In your web browser, open the file index.html in the Grafana directory, you should see a the Grafana interface edit the default graph, enter the query as follow:

  • click on series it will complete with myhostname.nethttp.mySuperFastHandler.resp_time
  • In alias type $0 $2, it will use the 1st part and the 3rd part of the name (remember the dots) so it will display myhostname mySuperFastHandler
  • Finally click on mean and choose duration in the completion, then add code = 200 as where clause.

Hit save and you are done !

Image Alt

There is so much more you can do with InfluxDB & Grafana, it’s really simple to collect and display, hope you want to go further after this.

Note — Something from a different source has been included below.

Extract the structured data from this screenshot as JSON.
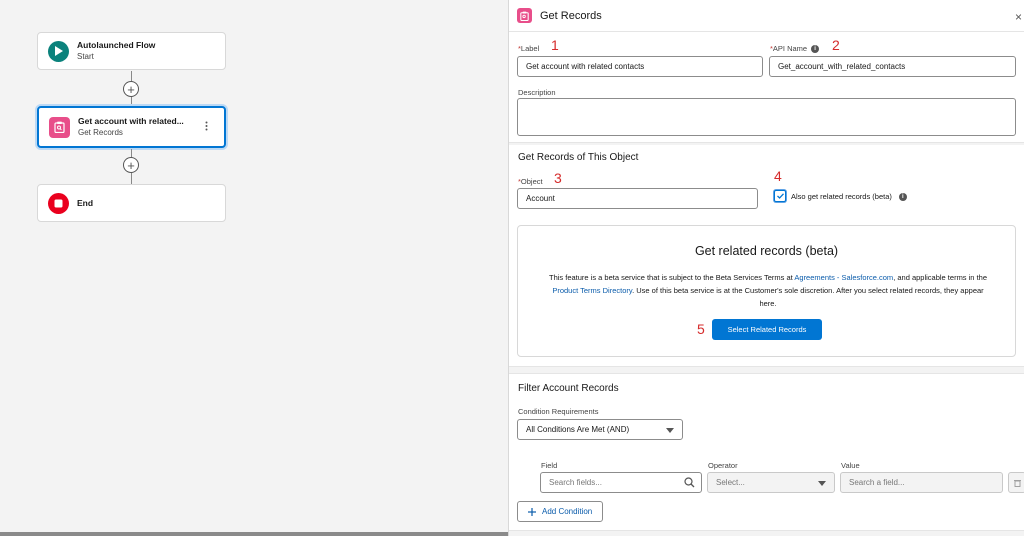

You can look at my generic net/http handler for InfluxDB on Github that can be integrated into your code.

02 Jan 2015, 17:50

Run a full Wikipedia copy from any computers

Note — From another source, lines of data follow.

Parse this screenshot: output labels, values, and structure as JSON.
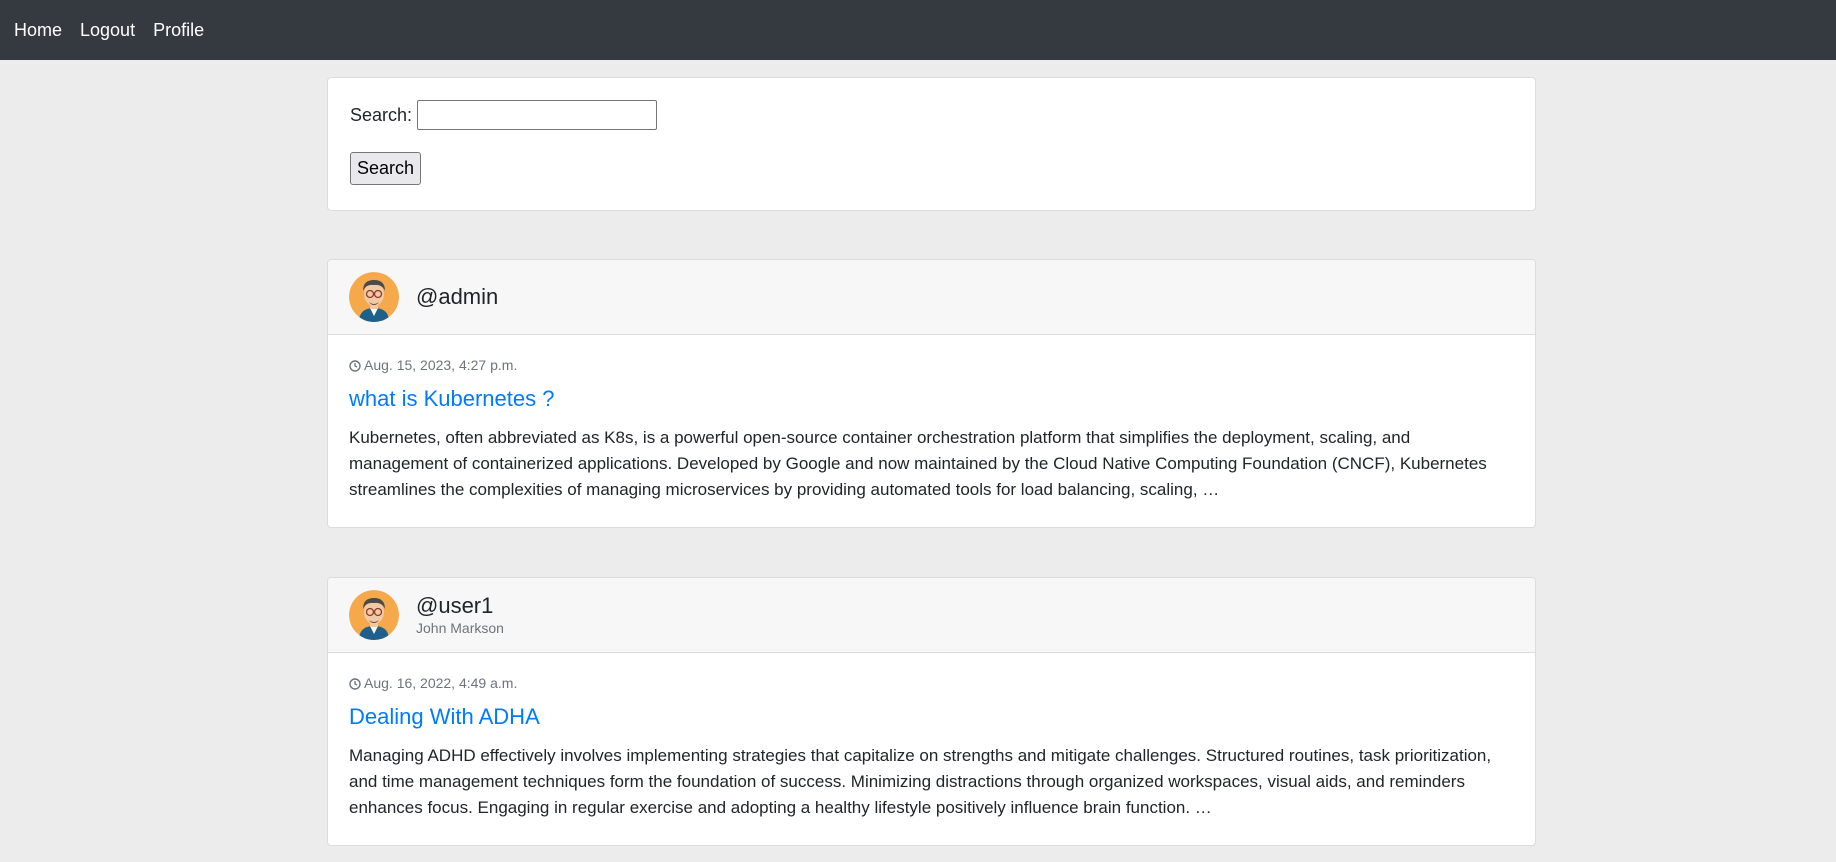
{
  "nav": {
    "items": [
      "Home",
      "Logout",
      "Profile"
    ]
  },
  "search": {
    "label": "Search:",
    "value": "",
    "button_label": "Search"
  },
  "posts": [
    {
      "username": "@admin",
      "fullname": "",
      "date": "Aug. 15, 2023, 4:27 p.m.",
      "title": "what is Kubernetes ?",
      "excerpt": "Kubernetes, often abbreviated as K8s, is a powerful open-source container orchestration platform that simplifies the deployment, scaling, and management of containerized applications. Developed by Google and now maintained by the Cloud Native Computing Foundation (CNCF), Kubernetes streamlines the complexities of managing microservices by providing automated tools for load balancing, scaling, …"
    },
    {
      "username": "@user1",
      "fullname": "John Markson",
      "date": "Aug. 16, 2022, 4:49 a.m.",
      "title": "Dealing With ADHA",
      "excerpt": "Managing ADHD effectively involves implementing strategies that capitalize on strengths and mitigate challenges. Structured routines, task prioritization, and time management techniques form the foundation of success. Minimizing distractions through organized workspaces, visual aids, and reminders enhances focus. Engaging in regular exercise and adopting a healthy lifestyle positively influence brain function. …"
    }
  ],
  "colors": {
    "navbar": "#343a40",
    "link": "#007bff",
    "muted": "#6c757d",
    "background": "#ececec"
  },
  "icons": {
    "date": "clock-icon",
    "avatar": "avatar-icon"
  }
}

Today I’m releasing Gozim a side project written in Go.

It’s a set of tools to serve ZIM files, (compressed copy of Wiki articles), use it to run your full copy of Wikipedia off the grid.

It runs great on a small computer as the Raspberry Pi or your own laptop.

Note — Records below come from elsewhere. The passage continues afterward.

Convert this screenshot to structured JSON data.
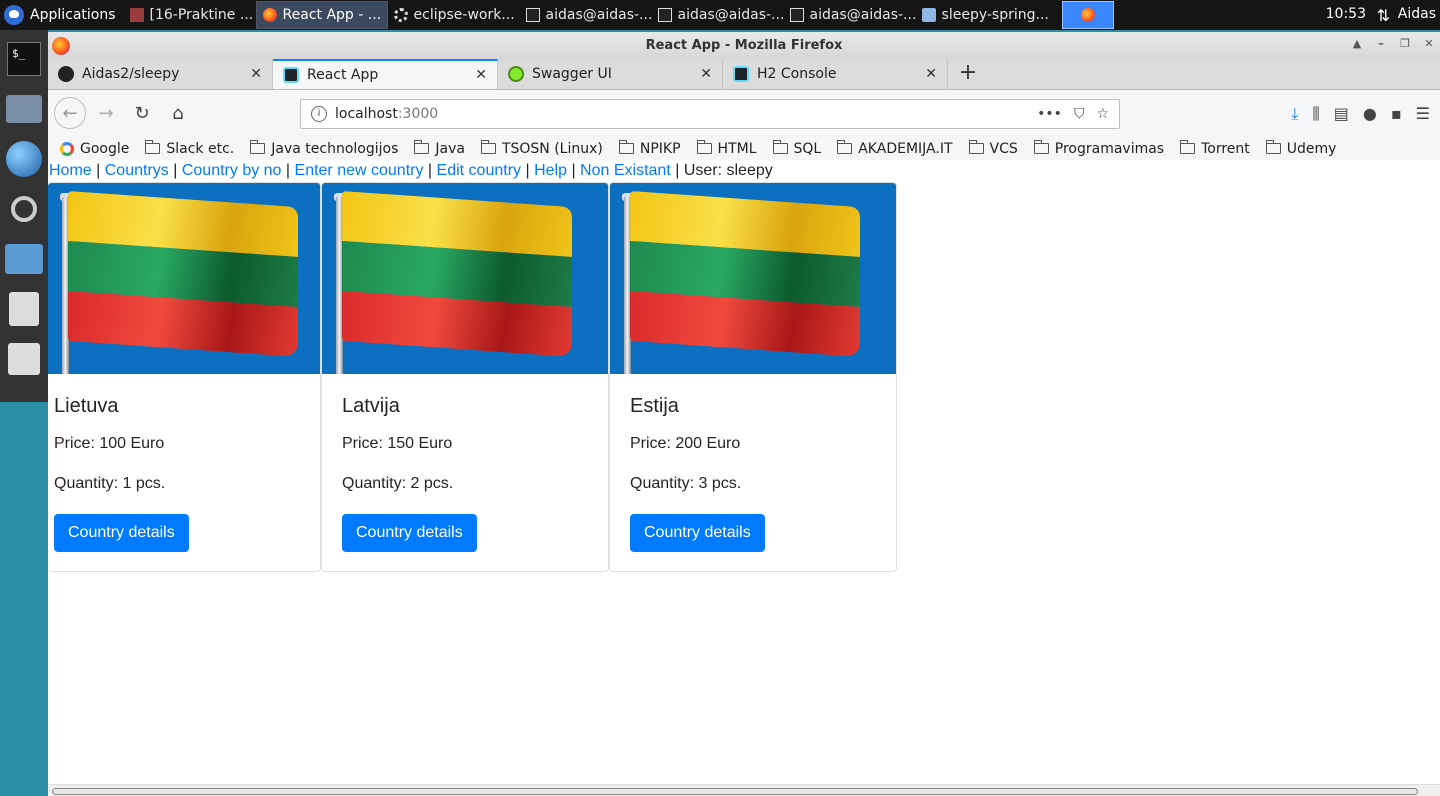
{
  "taskbar": {
    "applications_label": "Applications",
    "tasks": [
      {
        "label": "[16-Praktine ...",
        "icon": "document-icon"
      },
      {
        "label": "React App - ...",
        "icon": "firefox-icon",
        "active": true
      },
      {
        "label": "eclipse-work...",
        "icon": "eclipse-icon"
      },
      {
        "label": "aidas@aidas-...",
        "icon": "terminal-icon"
      },
      {
        "label": "aidas@aidas-...",
        "icon": "terminal-icon"
      },
      {
        "label": "aidas@aidas-...",
        "icon": "terminal-icon"
      },
      {
        "label": "sleepy-spring...",
        "icon": "folder-icon"
      }
    ],
    "clock": "10:53",
    "user": "Aidas"
  },
  "window": {
    "title": "React App - Mozilla Firefox"
  },
  "tabs": [
    {
      "label": "Aidas2/sleepy",
      "icon": "github-icon"
    },
    {
      "label": "React App",
      "icon": "react-icon",
      "active": true
    },
    {
      "label": "Swagger UI",
      "icon": "swagger-icon"
    },
    {
      "label": "H2 Console",
      "icon": "react-icon"
    }
  ],
  "urlbar": {
    "host": "localhost",
    "port": ":3000"
  },
  "bookmarks": [
    {
      "label": "Google",
      "icon": "google-icon"
    },
    {
      "label": "Slack etc.",
      "icon": "folder-icon"
    },
    {
      "label": "Java technologijos",
      "icon": "folder-icon"
    },
    {
      "label": "Java",
      "icon": "folder-icon"
    },
    {
      "label": "TSOSN (Linux)",
      "icon": "folder-icon"
    },
    {
      "label": "NPIKP",
      "icon": "folder-icon"
    },
    {
      "label": "HTML",
      "icon": "folder-icon"
    },
    {
      "label": "SQL",
      "icon": "folder-icon"
    },
    {
      "label": "AKADEMIJA.IT",
      "icon": "folder-icon"
    },
    {
      "label": "VCS",
      "icon": "folder-icon"
    },
    {
      "label": "Programavimas",
      "icon": "folder-icon"
    },
    {
      "label": "Torrent",
      "icon": "folder-icon"
    },
    {
      "label": "Udemy",
      "icon": "folder-icon"
    }
  ],
  "app_nav": {
    "links": [
      "Home",
      "Countrys",
      "Country by no",
      "Enter new country",
      "Edit country",
      "Help",
      "Non Existant"
    ],
    "user_text": "User: sleepy",
    "separator": "|"
  },
  "cards": [
    {
      "title": "Lietuva",
      "price": "Price: 100 Euro",
      "quantity": "Quantity: 1 pcs.",
      "button": "Country details"
    },
    {
      "title": "Latvija",
      "price": "Price: 150 Euro",
      "quantity": "Quantity: 2 pcs.",
      "button": "Country details"
    },
    {
      "title": "Estija",
      "price": "Price: 200 Euro",
      "quantity": "Quantity: 3 pcs.",
      "button": "Country details"
    }
  ],
  "colors": {
    "link": "#007bff",
    "button": "#007bff",
    "flag_sky": "#0d6fbf"
  }
}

It could be a solution to give access to knowledge in countries without stable internet connections.

13 Dec 2014, 07:55

Airspy on Linux

Airspy is an SDR with amazing specs, but drivers are slowly coming to your prefered os.

This apply to Arch but should apply to any recent Linux.

I’ve first compiled libairspy but always had the error AIRSPY_ERROR_NOT_FOUND and "usbfs: interface 0 claimed by airspy while 'airspy_info' sets config #1"

Since Linux 3.17 comes with an airspy v4l autoloaded driver making impossible to use it with libusb: no airspy_info and no gqrx.

Simply get rid of it with a modprobe config like /etc/modprobe.d/airspy.conf

blacklist airspy

You need some deps: the airspy lib, gnuradio-osmosdr (gr-osmosdr) and a recent gqrx

Here are my Arch AUR pkg that will build airspy-git, gr-osmosdr-git and gqrx-git (note that you need to uninstall the packages from community to avoid conflict).

Have fun

28 Nov 2014, 20:29

FreeBSD on Google Compute Engine

First you need to create a VirtualBox FreeBSD install using a 10G qcow format, use an SCSI controller for the install as the disk will be visible as da0 inside GCE.

On FreeBSD 10.1 I had to load virtio manually, so set this in /boot/loader.conf


Copy your ssh key in your home user .ssh/authorized_keys, be sure to be in the wheel group.

On a Mac you need to install GNU tar (brew install gnu-tar), shutdown your VirtualBox vm and upload your image to GCE

`VBoxManage clonehd -format RAW ../VirtualBox\ VMs/FreeBSDGCE/BSDGCE.qcow
gtar -Szcf freebsd.tar.gz disk.raw
gsutil mb gs://bsdimage
gsutil cp freebsd.tar.gz gs://bsdimage/gce-bsd.tar.gz
gcutil addimage freebsd  gs://bsdimage/gce-bsd.tar.gz`

You should now see “freebsd” as available install image in your console